I apologize again for not writing in so long. The last couple of weeks have been extremely difficult and the culmination is today. This afternoon, I will be saying goodbye to someone that will forever be special to me and will remain a piece of me for the remainder of my days. Today I say goodbye to my grandmother.
The last couple of days, as do many people, have been a tidal wave of memories and reminiscing about what kind of person she was or what her lasting legacy will be. In the end, the only thing we leave behind is who we were and what we’ve done. When I think about my grandmother, there is one word that stands above all…love.
My grandmother loved her grandchildren like no other. We were all the sparkle in her eye. She loved all of her “youngins”. And still, my grandmother was the matriarch she needed to be. She spoiled us immensely, yet she made sure we all stayed on the right path. I can’t count how many times that woman threatened to “snatch a knot on my head” or “whoop my butt”, and all the same I can’t count the number of times I’ve been wrapped up in her arms getting those little pecking kisses on the forehead hearing “your grandmommy loves you so much”. She was everything we ever needed, wanted, or could ask for in a grandmother. I remember the sense of excitement I used to get when taking that drive down to the little town of Campton, Kentucky and remember the billowing excitement as I started recognizing the little triggering places in town knowing we were minutes away from seeing her and my grandfather, waiting at the door for us to run up and wrap our arms around them. What I wouldn’t give for that moment just once more.
My grandmother loved her children so much. Over the years, our family has had it’s share of ups and downs, good times and bad times. Yet the foundation was always my grandma. She instilled in her children the importance of family and what being a family really means. Being a family meant pulling through the challenging times as much as relishing in the wonderful times. Nothing meant more to her than having us all together huddled around that kitchen table while her sons and daughters shared all the gossip around that bustling metropolis of Campton. But more important than anything is how she instilled in her children the need to be there for each other. When times have gotten tough and we need to be there for each other, we are. Sure, we disagree and fight at times, but it’s part of being a family. It’s what you do when it matters that counts. I’ve watched the way my family has pulled together over the last several weeks to take care of making my grandma’s last days as comforting as they could be and it filled me with joy knowing that this is what while my grandma would have been so mad for everyone making such a fuss over her, she would have been elated seeing them all together helping each other, comforting each other, and picking each other up when they needed it most of all.

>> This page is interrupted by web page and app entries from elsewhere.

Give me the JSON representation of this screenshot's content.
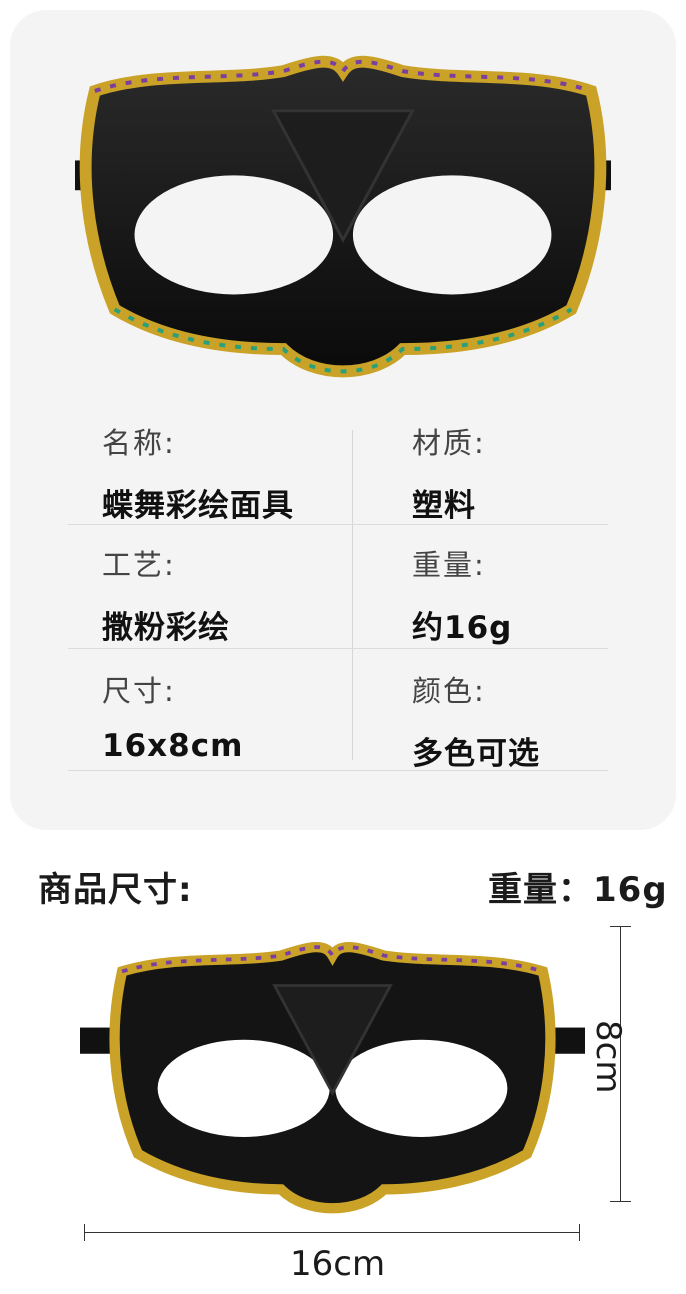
{
  "specs": {
    "name_label": "名称:",
    "name_value": "蝶舞彩绘面具",
    "material_label": "材质:",
    "material_value": "塑料",
    "craft_label": "工艺:",
    "craft_value": "撒粉彩绘",
    "weight_label": "重量:",
    "weight_value": "约16g",
    "size_label": "尺寸:",
    "size_value": "16x8cm",
    "color_label": "颜色:",
    "color_value": "多色可选"
  },
  "dimensions": {
    "title": "商品尺寸:",
    "weight_text": "重量：16g",
    "width_label": "16cm",
    "height_label": "8cm"
  },
  "colors": {
    "card_bg": "#f4f4f4",
    "mask_black": "#141414",
    "trim_gold": "#c9a227"
  }
}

And when I think about my grandmother’s love, it would be a travesty to not remember her biggest love of all. I think what has made the last several weeks so much more difficult is in many ways I feel I am reliving the pain of losing my grandfather again. It has always been hard to think of either one and not have the image of both in mind. I have never seen two people more in love. Now, those of us who knew them have without a doubt had the privilege of witnessing the comical bickerings that comprised the “Cord and Vernie” show, where my grandmother would typically let out a “Cord, I’m gonna sock you in the nose if you don’t just shoosh!”, and my grandfather would retort with “Ehhhhh, Vernie…now don’t you start commencing on me!” before putting those hands in his pockets to jingle some change, doing that adorable shuffle down the hallway, then falling over in his chair with a gaping mouth staring at the ceiling in almost instantaneous slumber. We’ve laughed till we cried at these comic musings, yet none of us ever saw a love like theirs. I remember the anguish in my grandmother’s face when he died. A part of her went with him, there is no doubt. They meant everything to each other, and filled each others live with smiles and laughter.
The next several months are bound to be challenging. Memories will wash over me and my whole family for the rest of our lives. We’ll remember watching soap operas while grandma knits what seems like enough slippers to cover ever foot on the continent. We’ll remember the fried chicken, the mashed potatoes, and the fried apple pies. We’ll remember getting home from that Kentucky trip to find a wad of money stuffed in our pockets that granny had hid there the night before because she knew my parents would never accept it from them. So many things that would make me cry if I didn’t have so much to smile about. I will miss my “mah-maw” like no other person. She makes me who I am and a better person. She makes our family a better family. I miss you. And I love you. And as I write this, I smile because in my head I hear that familiar response she always left me with…”and I love you more”.
Night night, mah-maw.
Dedicated to the loving memory of Verna Bach
March 25, 1917 – March 5, 2012